* [Task statement] Here is a block of records. Copy every line in it that includes "icon".

○ ○ ○ ○ ○ ○ ○

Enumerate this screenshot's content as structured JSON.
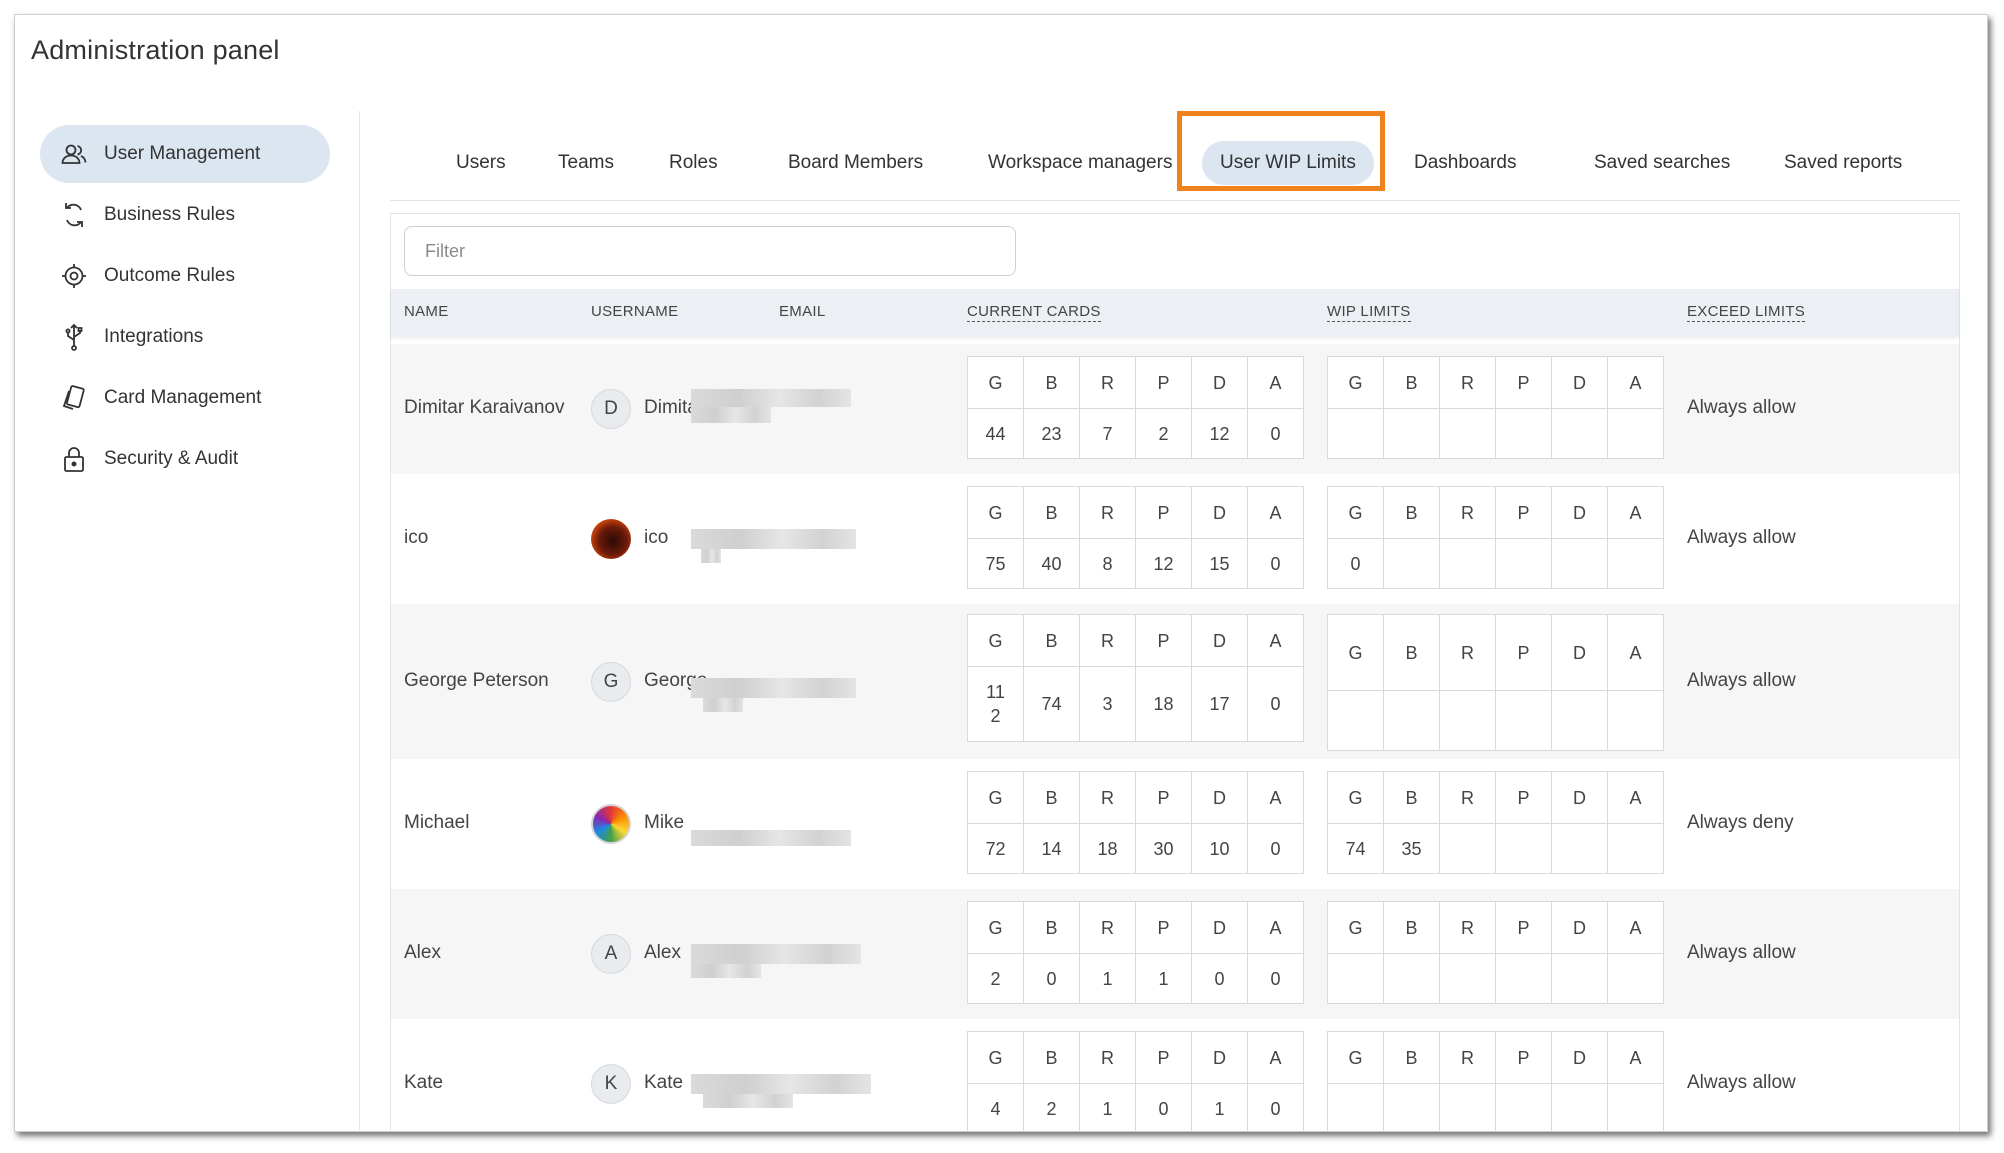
{
  "app": {
    "title": "Administration panel"
  },
  "sidebar": {
    "items": [
      {
        "label": "User Management",
        "icon": "users-icon",
        "active": true
      },
      {
        "label": "Business Rules",
        "icon": "refresh-icon"
      },
      {
        "label": "Outcome Rules",
        "icon": "target-icon"
      },
      {
        "label": "Integrations",
        "icon": "usb-icon"
      },
      {
        "label": "Card Management",
        "icon": "cards-icon"
      },
      {
        "label": "Security & Audit",
        "icon": "lock-icon"
      }
    ]
  },
  "tabs": [
    {
      "label": "Users"
    },
    {
      "label": "Teams"
    },
    {
      "label": "Roles"
    },
    {
      "label": "Board Members"
    },
    {
      "label": "Workspace managers"
    },
    {
      "label": "User WIP Limits",
      "active": true
    },
    {
      "label": "Dashboards"
    },
    {
      "label": "Saved searches"
    },
    {
      "label": "Saved reports"
    }
  ],
  "filter": {
    "placeholder": "Filter",
    "value": ""
  },
  "table": {
    "headers": {
      "name": "NAME",
      "username": "USERNAME",
      "email": "EMAIL",
      "current_cards": "CURRENT CARDS",
      "wip_limits": "WIP LIMITS",
      "exceed_limits": "EXCEED LIMITS"
    },
    "lane_letters": [
      "G",
      "B",
      "R",
      "P",
      "D",
      "A"
    ],
    "rows": [
      {
        "name": "Dimitar Karaivanov",
        "avatar_letter": "D",
        "username": "Dimitar",
        "current": [
          "44",
          "23",
          "7",
          "2",
          "12",
          "0"
        ],
        "wip": [
          "",
          "",
          "",
          "",
          "",
          ""
        ],
        "exceed": "Always allow"
      },
      {
        "name": "ico",
        "avatar_letter": "",
        "username": "ico",
        "current": [
          "75",
          "40",
          "8",
          "12",
          "15",
          "0"
        ],
        "wip": [
          "0",
          "",
          "",
          "",
          "",
          ""
        ],
        "exceed": "Always allow"
      },
      {
        "name": "George Peterson",
        "avatar_letter": "G",
        "username": "George",
        "current": [
          "11\n2",
          "74",
          "3",
          "18",
          "17",
          "0"
        ],
        "wip": [
          "",
          "",
          "",
          "",
          "",
          ""
        ],
        "exceed": "Always allow"
      },
      {
        "name": "Michael",
        "avatar_letter": "",
        "username": "Mike",
        "current": [
          "72",
          "14",
          "18",
          "30",
          "10",
          "0"
        ],
        "wip": [
          "74",
          "35",
          "",
          "",
          "",
          ""
        ],
        "exceed": "Always deny"
      },
      {
        "name": "Alex",
        "avatar_letter": "A",
        "username": "Alex",
        "current": [
          "2",
          "0",
          "1",
          "1",
          "0",
          "0"
        ],
        "wip": [
          "",
          "",
          "",
          "",
          "",
          ""
        ],
        "exceed": "Always allow"
      },
      {
        "name": "Kate",
        "avatar_letter": "K",
        "username": "Kate",
        "current": [
          "4",
          "2",
          "1",
          "0",
          "1",
          "0"
        ],
        "wip": [
          "",
          "",
          "",
          "",
          "",
          ""
        ],
        "exceed": "Always allow"
      }
    ]
  },
  "colors": {
    "accent_highlight": "#f0821e",
    "active_bg": "#dbe6f1"
  }
}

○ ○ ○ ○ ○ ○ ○

* [Answer space]
        "icon": "users-icon",
        "icon": "refresh-icon"
        "icon": "target-icon"
        "icon": "usb-icon"
        "icon": "cards-icon"
        "icon": "lock-icon"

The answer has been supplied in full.